= RECORDS FOR THE EXERCISE =
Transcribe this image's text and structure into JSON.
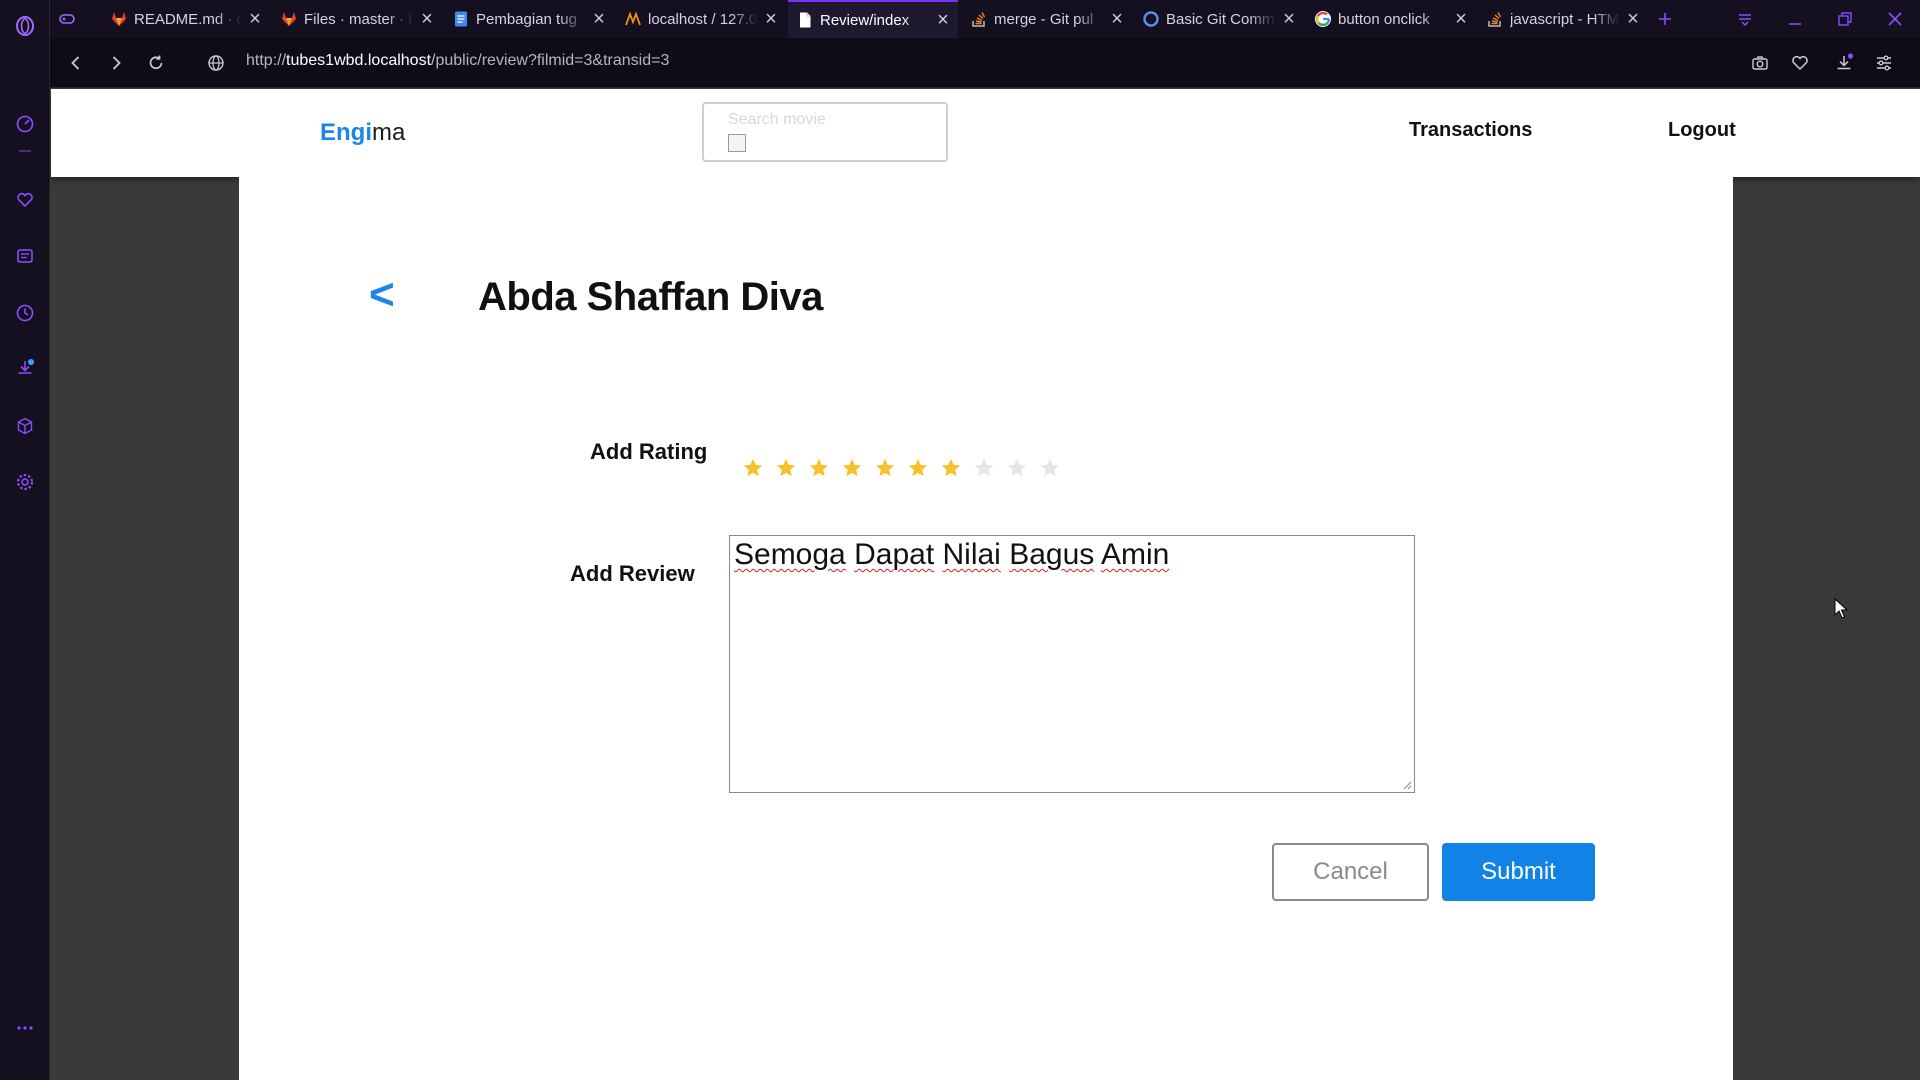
{
  "browser": {
    "tabs": [
      {
        "title": "",
        "icon": "gamepad-icon",
        "active": false
      },
      {
        "title": "README.md · d",
        "icon": "gitlab-icon",
        "active": false
      },
      {
        "title": "Files · master · II",
        "icon": "gitlab-icon",
        "active": false
      },
      {
        "title": "Pembagian tug",
        "icon": "google-docs-icon",
        "active": false
      },
      {
        "title": "localhost / 127.0",
        "icon": "phpmyadmin-icon",
        "active": false
      },
      {
        "title": "Review/index",
        "icon": "page-icon",
        "active": true
      },
      {
        "title": "merge - Git pul",
        "icon": "stackoverflow-icon",
        "active": false
      },
      {
        "title": "Basic Git Comm",
        "icon": "circle-icon",
        "active": false
      },
      {
        "title": "button onclick",
        "icon": "google-icon",
        "active": false
      },
      {
        "title": "javascript - HTM",
        "icon": "stackoverflow-icon",
        "active": false
      }
    ],
    "url_prefix": "http://",
    "url_host": "tubes1wbd.localhost",
    "url_path": "/public/review?filmid=3&transid=3",
    "accent_color": "#7b2fff"
  },
  "header": {
    "logo_highlight": "Engi",
    "logo_rest": "ma",
    "search_placeholder": "Search movie",
    "nav": {
      "transactions": "Transactions",
      "logout": "Logout"
    }
  },
  "main": {
    "back_label": "<",
    "movie_title": "Abda Shaffan Diva",
    "rating_label": "Add Rating",
    "rating": {
      "value": 7,
      "max": 10,
      "filled_color": "#f6c12d",
      "empty_color": "#e8e4e4"
    },
    "review_label": "Add Review",
    "review_text": "Semoga Dapat Nilai Bagus Amin",
    "cancel_label": "Cancel",
    "submit_label": "Submit",
    "brand_color": "#1283e6"
  }
}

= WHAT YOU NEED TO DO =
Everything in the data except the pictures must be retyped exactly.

= RESULT FOR THIS TASK =
Transcribe this image's text and structure into JSON.
{
  "browser": {
    "tabs": [
      {
        "title": "",
        "icon": "gamepad-icon",
        "active": false
      },
      {
        "title": "README.md · d",
        "icon": "gitlab-icon",
        "active": false
      },
      {
        "title": "Files · master · II",
        "icon": "gitlab-icon",
        "active": false
      },
      {
        "title": "Pembagian tug",
        "icon": "google-docs-icon",
        "active": false
      },
      {
        "title": "localhost / 127.0",
        "icon": "phpmyadmin-icon",
        "active": false
      },
      {
        "title": "Review/index",
        "icon": "page-icon",
        "active": true
      },
      {
        "title": "merge - Git pul",
        "icon": "stackoverflow-icon",
        "active": false
      },
      {
        "title": "Basic Git Comm",
        "icon": "circle-icon",
        "active": false
      },
      {
        "title": "button onclick",
        "icon": "google-icon",
        "active": false
      },
      {
        "title": "javascript - HTM",
        "icon": "stackoverflow-icon",
        "active": false
      }
    ],
    "url_prefix": "http://",
    "url_host": "tubes1wbd.localhost",
    "url_path": "/public/review?filmid=3&transid=3",
    "accent_color": "#7b2fff"
  },
  "header": {
    "logo_highlight": "Engi",
    "logo_rest": "ma",
    "search_placeholder": "Search movie",
    "nav": {
      "transactions": "Transactions",
      "logout": "Logout"
    }
  },
  "main": {
    "back_label": "<",
    "movie_title": "Abda Shaffan Diva",
    "rating_label": "Add Rating",
    "rating": {
      "value": 7,
      "max": 10,
      "filled_color": "#f6c12d",
      "empty_color": "#e8e4e4"
    },
    "review_label": "Add Review",
    "review_text": "Semoga Dapat Nilai Bagus Amin",
    "cancel_label": "Cancel",
    "submit_label": "Submit",
    "brand_color": "#1283e6"
  }
}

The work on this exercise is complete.